Over the last few years Denmark has lost its stranglehold on being labelled the happiest country in the world – with first Finland and then also Norway sneaking ahead over the past two years.
But the Danes have stymied the haemorrhaging and are back up to second in UN’s latest 2019 World Happiness report (here in English). The Finns remain just ahead, however.
“The annual data for Finland have continued their modest but steady upward trend since 2014, so that dropping 2015 and adding 2018 boosts the average score, thereby putting Finland significantly ahead of other countries in the top ten,” the report found.
“Denmark and Norway have also increased their average scores, but Denmark by more than Norway, so Denmark is now in second place and Norway third.”
In the ‘Happiness League Table’, Denmark ranked third for Corruption, fourth for Social Support and sixth for Freedom, while it was pulled down a bit in categories such as Positive Affect, Negative Effect, Generosity and Healthy Life Expectancy, in which it ranked in the 20s.

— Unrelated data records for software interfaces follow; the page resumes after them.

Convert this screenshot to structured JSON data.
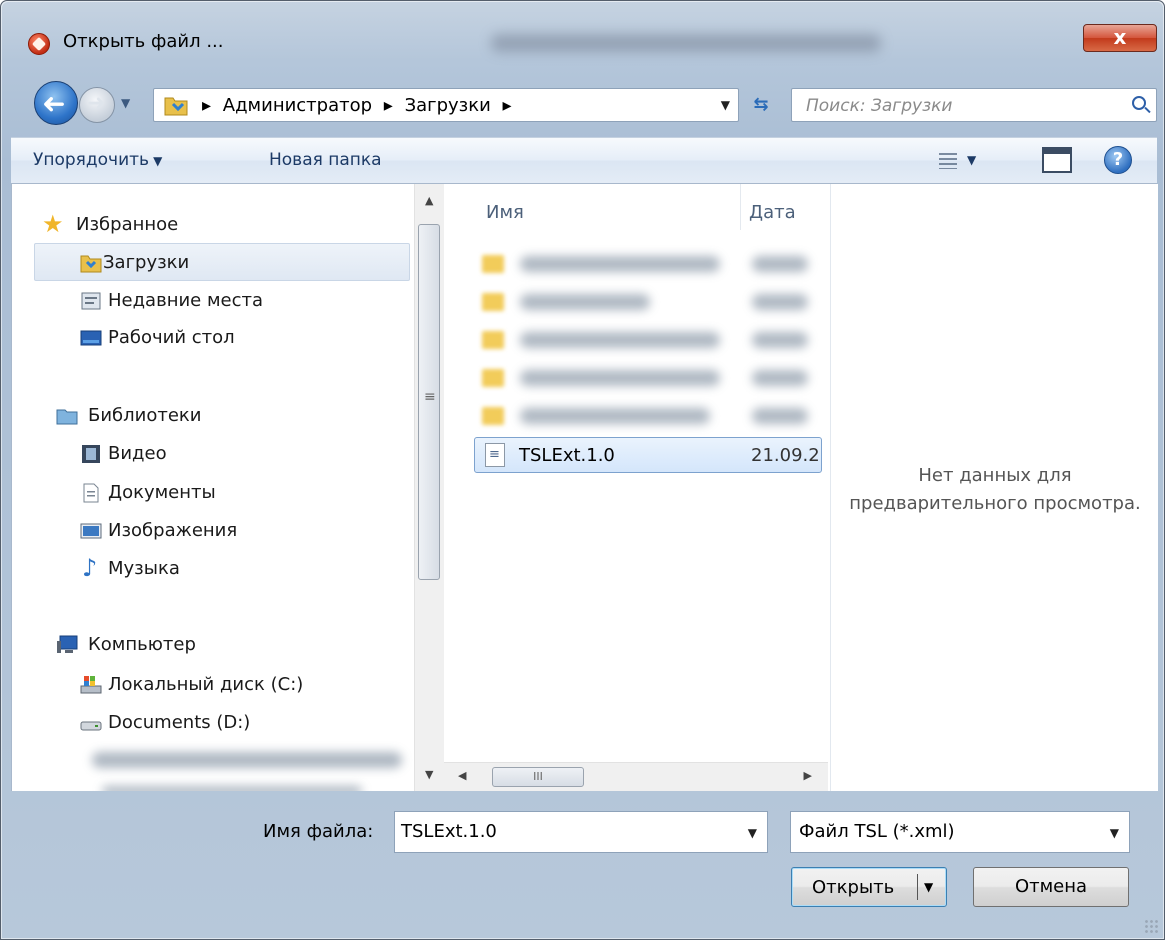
{
  "window": {
    "title": "Открыть файл ...",
    "close_label": "x"
  },
  "address_bar": {
    "crumbs": [
      "Администратор",
      "Загрузки"
    ]
  },
  "search": {
    "placeholder": "Поиск: Загрузки"
  },
  "toolbar": {
    "organize_label": "Упорядочить",
    "new_folder_label": "Новая папка"
  },
  "nav_pane": {
    "favorites": {
      "header": "Избранное",
      "items": [
        "Загрузки",
        "Недавние места",
        "Рабочий стол"
      ]
    },
    "libraries": {
      "header": "Библиотеки",
      "items": [
        "Видео",
        "Документы",
        "Изображения",
        "Музыка"
      ]
    },
    "computer": {
      "header": "Компьютер",
      "items": [
        "Локальный диск (C:)",
        "Documents (D:)"
      ]
    }
  },
  "file_list": {
    "columns": [
      "Имя",
      "Дата"
    ],
    "selected_file": {
      "name": "TSLExt.1.0",
      "date": "21.09.2"
    }
  },
  "preview": {
    "message_line1": "Нет данных для",
    "message_line2": "предварительного просмотра."
  },
  "bottom": {
    "filename_label": "Имя файла:",
    "filename_value": "TSLExt.1.0",
    "filetype_value": "Файл TSL (*.xml)",
    "open_label": "Открыть",
    "cancel_label": "Отмена"
  },
  "icons": {
    "app": "app-icon",
    "back": "back-arrow-icon",
    "forward": "forward-arrow-icon",
    "refresh": "refresh-icon",
    "search": "search-icon",
    "views": "views-icon",
    "preview_pane": "preview-pane-icon",
    "help": "help-icon"
  }
}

It was an all Nordic affair in the top four with Iceland coming fourth, while the top 10 was completed by the Netherlands, Switzerland, Sweden, New Zealand, Canada and Austria.
Other notables included Australia (11), the UK (15), Germany (17), the US (19), Mexico (23), Brazil (32), South Korea (54), Japan (58), Russia (68), Nigeria (85), Indonesia (92), China (93) and India (140).
Languishing at the unhappy end of the spectrum was conflict-ridden South Sudan, preceded by Central African Republic, Afghanistan, Tanzania and Rwanda.